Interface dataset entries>
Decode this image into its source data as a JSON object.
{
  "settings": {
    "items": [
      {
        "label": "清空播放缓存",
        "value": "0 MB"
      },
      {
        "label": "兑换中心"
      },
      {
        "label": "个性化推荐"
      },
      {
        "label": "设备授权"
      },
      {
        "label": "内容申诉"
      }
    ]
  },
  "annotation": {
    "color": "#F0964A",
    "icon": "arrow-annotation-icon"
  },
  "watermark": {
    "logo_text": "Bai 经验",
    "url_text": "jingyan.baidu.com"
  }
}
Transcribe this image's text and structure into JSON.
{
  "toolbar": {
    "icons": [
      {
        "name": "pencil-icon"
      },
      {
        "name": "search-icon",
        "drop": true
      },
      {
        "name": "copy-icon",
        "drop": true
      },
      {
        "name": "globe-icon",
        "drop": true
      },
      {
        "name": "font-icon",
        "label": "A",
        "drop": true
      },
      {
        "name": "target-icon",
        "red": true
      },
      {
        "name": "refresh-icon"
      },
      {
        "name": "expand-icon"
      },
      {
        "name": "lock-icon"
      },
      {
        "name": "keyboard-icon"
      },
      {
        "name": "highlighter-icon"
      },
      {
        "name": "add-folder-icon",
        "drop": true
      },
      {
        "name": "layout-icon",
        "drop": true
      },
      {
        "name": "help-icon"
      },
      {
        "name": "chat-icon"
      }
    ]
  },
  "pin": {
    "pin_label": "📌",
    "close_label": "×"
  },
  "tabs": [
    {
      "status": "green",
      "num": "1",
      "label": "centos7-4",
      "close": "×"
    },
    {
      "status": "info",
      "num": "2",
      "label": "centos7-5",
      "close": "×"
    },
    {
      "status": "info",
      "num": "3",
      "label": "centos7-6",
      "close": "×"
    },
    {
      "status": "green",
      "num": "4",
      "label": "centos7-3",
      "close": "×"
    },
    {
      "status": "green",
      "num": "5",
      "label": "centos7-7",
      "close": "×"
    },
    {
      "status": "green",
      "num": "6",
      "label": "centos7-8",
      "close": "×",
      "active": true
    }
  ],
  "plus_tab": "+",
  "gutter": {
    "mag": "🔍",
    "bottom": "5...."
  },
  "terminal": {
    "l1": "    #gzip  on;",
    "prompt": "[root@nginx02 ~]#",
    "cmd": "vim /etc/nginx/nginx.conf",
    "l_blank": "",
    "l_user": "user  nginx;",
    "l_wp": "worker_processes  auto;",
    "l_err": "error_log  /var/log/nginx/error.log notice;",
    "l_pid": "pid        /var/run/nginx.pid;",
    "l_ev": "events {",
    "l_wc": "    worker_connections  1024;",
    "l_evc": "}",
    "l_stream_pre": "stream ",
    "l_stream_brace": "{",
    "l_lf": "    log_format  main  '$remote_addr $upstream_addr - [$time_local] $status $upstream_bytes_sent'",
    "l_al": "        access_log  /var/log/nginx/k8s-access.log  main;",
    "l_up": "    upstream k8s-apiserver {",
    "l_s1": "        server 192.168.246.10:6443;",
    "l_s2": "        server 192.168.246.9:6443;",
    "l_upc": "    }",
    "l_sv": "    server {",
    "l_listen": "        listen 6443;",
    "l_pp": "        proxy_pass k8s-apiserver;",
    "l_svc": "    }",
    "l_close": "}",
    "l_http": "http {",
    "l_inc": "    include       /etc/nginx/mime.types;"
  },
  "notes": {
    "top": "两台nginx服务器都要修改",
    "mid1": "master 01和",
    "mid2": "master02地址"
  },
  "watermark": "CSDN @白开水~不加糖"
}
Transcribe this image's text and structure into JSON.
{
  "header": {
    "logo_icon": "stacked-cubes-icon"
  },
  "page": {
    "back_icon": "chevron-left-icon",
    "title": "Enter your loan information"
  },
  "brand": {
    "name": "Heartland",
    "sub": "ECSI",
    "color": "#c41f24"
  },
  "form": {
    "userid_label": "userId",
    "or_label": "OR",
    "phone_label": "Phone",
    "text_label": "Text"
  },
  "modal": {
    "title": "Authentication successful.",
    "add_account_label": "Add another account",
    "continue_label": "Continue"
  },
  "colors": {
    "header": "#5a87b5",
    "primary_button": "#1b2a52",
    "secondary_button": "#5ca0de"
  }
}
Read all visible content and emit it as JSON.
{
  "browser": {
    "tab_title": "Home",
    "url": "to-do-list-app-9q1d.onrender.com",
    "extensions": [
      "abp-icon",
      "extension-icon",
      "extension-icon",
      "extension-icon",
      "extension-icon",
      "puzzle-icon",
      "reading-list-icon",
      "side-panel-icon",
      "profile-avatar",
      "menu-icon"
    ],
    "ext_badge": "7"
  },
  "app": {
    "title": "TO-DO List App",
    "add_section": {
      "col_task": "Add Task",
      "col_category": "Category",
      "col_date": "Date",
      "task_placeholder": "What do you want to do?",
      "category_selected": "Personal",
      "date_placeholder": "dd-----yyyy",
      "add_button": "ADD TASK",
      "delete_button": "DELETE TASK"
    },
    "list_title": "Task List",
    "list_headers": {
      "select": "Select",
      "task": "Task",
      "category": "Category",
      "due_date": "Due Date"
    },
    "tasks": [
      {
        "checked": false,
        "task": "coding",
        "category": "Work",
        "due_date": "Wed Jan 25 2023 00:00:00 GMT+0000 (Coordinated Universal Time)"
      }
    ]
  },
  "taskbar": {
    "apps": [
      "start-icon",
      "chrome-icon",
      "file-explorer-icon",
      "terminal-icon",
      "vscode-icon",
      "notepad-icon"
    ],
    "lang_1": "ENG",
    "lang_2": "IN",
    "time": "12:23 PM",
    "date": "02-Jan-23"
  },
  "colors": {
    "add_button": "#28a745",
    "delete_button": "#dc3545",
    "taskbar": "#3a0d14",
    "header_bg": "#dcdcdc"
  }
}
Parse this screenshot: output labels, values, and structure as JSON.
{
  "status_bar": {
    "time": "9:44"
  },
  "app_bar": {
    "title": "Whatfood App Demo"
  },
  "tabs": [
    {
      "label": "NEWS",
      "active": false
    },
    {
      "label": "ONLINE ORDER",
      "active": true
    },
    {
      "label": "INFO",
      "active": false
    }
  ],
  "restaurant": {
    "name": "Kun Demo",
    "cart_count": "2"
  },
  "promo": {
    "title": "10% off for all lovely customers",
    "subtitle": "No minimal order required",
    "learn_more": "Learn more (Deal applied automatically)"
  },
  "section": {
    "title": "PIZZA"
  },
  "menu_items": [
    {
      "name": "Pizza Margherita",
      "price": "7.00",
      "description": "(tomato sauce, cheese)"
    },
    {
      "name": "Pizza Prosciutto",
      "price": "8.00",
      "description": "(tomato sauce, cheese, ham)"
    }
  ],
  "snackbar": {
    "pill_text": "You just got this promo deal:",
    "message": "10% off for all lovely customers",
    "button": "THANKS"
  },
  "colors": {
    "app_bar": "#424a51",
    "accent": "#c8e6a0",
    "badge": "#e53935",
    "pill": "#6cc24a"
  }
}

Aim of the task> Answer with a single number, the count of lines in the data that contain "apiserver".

Answer for this exercise> 2